(inspired by Matthew 14:15-21, Mark 6:35-44,
Luke 9:12-17, John 6:1-15)
It was just an ordinary day – hot and hazy. I had got up really early, before the sun. To get to the boat. To get fishing. I love fishing. The quiet stillness of the Sea of Galilee. The time to just be on my own, to be myself - no distractions, no expectations, no one to bug you or put you down… and usually, no fish either. Out here on the water, it doesn’t matter if I don’t have enough – if I don’t catch any fish. But today was different, I had a few nibbles to start with, and then just as the sun was rising, I caught one, and then soon after a second. These were going to be great in my lunch.

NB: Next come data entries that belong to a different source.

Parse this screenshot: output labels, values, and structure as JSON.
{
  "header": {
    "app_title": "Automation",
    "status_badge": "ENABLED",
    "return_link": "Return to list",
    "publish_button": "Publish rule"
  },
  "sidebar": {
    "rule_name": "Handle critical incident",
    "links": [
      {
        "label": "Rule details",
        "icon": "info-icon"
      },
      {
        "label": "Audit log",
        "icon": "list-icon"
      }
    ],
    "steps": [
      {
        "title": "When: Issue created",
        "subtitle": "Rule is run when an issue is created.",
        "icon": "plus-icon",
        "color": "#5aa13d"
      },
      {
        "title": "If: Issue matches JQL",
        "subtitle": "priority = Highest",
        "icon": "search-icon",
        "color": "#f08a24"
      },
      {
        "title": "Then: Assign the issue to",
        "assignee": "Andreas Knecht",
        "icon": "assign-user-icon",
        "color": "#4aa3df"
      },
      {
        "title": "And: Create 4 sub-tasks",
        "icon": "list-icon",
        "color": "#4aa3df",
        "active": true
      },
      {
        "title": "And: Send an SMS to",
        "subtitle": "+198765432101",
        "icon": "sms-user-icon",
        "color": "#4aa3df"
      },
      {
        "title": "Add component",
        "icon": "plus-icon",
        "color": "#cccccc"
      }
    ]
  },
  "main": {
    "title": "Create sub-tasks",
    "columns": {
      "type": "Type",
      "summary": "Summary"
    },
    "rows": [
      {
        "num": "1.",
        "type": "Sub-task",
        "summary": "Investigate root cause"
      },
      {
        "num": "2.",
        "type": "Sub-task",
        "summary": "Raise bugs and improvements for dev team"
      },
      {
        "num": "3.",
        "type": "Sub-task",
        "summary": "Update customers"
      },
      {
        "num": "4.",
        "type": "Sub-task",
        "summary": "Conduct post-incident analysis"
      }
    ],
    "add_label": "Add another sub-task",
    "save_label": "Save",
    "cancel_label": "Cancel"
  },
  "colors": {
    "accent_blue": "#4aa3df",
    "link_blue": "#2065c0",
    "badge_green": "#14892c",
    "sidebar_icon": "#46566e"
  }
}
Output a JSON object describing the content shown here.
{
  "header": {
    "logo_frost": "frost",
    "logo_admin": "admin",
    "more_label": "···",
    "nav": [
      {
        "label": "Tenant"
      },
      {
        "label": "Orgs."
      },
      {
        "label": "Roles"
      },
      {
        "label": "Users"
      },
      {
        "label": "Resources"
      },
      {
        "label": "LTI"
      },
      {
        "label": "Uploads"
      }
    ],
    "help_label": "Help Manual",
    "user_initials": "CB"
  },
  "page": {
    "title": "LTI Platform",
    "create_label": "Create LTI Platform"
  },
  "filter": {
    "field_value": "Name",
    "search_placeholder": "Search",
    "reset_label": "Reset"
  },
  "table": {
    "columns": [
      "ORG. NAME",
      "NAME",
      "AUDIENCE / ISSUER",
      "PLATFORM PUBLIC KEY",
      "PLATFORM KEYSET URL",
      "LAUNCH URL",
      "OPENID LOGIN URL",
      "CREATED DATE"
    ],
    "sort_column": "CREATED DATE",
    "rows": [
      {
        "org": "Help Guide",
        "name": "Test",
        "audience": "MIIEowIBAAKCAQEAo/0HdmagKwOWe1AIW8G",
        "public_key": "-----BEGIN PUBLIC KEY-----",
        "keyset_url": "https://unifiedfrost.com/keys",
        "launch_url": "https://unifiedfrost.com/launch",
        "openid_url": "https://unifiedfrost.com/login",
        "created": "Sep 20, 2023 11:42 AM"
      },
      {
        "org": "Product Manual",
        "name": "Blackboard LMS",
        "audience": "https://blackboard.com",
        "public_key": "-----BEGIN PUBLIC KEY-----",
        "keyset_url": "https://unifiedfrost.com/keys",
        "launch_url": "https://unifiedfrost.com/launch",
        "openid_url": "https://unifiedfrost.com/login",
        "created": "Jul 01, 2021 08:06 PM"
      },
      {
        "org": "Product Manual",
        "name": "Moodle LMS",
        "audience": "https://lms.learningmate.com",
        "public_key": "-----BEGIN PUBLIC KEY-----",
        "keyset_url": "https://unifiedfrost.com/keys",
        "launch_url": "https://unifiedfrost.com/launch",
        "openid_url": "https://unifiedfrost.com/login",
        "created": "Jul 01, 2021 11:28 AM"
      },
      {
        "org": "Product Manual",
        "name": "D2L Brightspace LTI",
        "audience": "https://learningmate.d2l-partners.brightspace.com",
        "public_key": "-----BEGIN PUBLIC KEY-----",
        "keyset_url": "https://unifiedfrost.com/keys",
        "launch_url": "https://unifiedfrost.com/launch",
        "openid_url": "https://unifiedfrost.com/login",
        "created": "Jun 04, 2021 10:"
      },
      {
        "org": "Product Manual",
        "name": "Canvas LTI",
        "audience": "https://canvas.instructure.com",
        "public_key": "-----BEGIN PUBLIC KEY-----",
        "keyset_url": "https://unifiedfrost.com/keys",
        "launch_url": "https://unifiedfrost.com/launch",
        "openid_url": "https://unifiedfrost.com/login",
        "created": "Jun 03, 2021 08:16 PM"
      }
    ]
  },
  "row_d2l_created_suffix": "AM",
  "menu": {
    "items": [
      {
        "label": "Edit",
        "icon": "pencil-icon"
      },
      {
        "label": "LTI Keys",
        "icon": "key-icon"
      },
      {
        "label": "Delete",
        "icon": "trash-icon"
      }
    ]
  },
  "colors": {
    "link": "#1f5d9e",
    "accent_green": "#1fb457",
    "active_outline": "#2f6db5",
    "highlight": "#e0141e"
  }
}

I didn’t want to leave the sea. To go back home, to the chaos just before Passover as everyone is getting ready. I know, they keep saying how important that history is to remember – ‘for our identity’ they say – the Passover in Egypt when we marked the doorposts, the escape across the Red Sea with the unleavened bread, and the way God provided in the wilderness, sending manna from heaven every morning. There’s so much of the story about bread I usually get hungry listening. I knew that today was the last day for me to get my hands on some regular warm fresh bread before the flatbread of Passover – so I grabbed 5 small loaves to put with my fish. This was going to be a good lunch.
It was then that I saw the crowd, all the people - there must have been thousands! I’d seen lots of people once in the city, but here they were – in the middle of no-where where I like to hide out and pass away the time. I finally noticed the centre of attention – a man surrounded by people edging him toward the mountain. Yet he was totally calm, and talking and praying and touching what looked like sick people. I got closer. The man smirked a bit and asked in a loud voice about how they were going to buy bread for all these people to eat. A guy near him looked a little panicky – there were a lot of people. How was he going to get enough money? You can’t buy bread around here anyways. A couple of other guys took notice of my little lunch and soon they were parading my fresh fish and bread around. I was proud of my fish. The man made everyone sit down in the grass. And he prayed – said grace. It reminded me of all those Passover prayers the adults do. And do you know what, he started passing out my bread and my fish down one row and then another and pretty soon everyone was eating and laughing and sharing and having a grand old time. I kind of lost track of time and ate some food myself and then what do you know, they were gathering up leftovers – 12 baskets full. I’d never seen anything like it. I don’t know what all happened that day, and who that man was, but for once in my life, it was me who had enough.
~ written by Mark Diller Harder, St. Jacobs Mennonite Church, January 2010. Posted in the From Our Churches archive on the Mennonite Church Canada Resource Centre website. http://resources.mennonitechurch.ca/FileDownload/12317/Boy_with_5_loaves_and_2_fish.pdf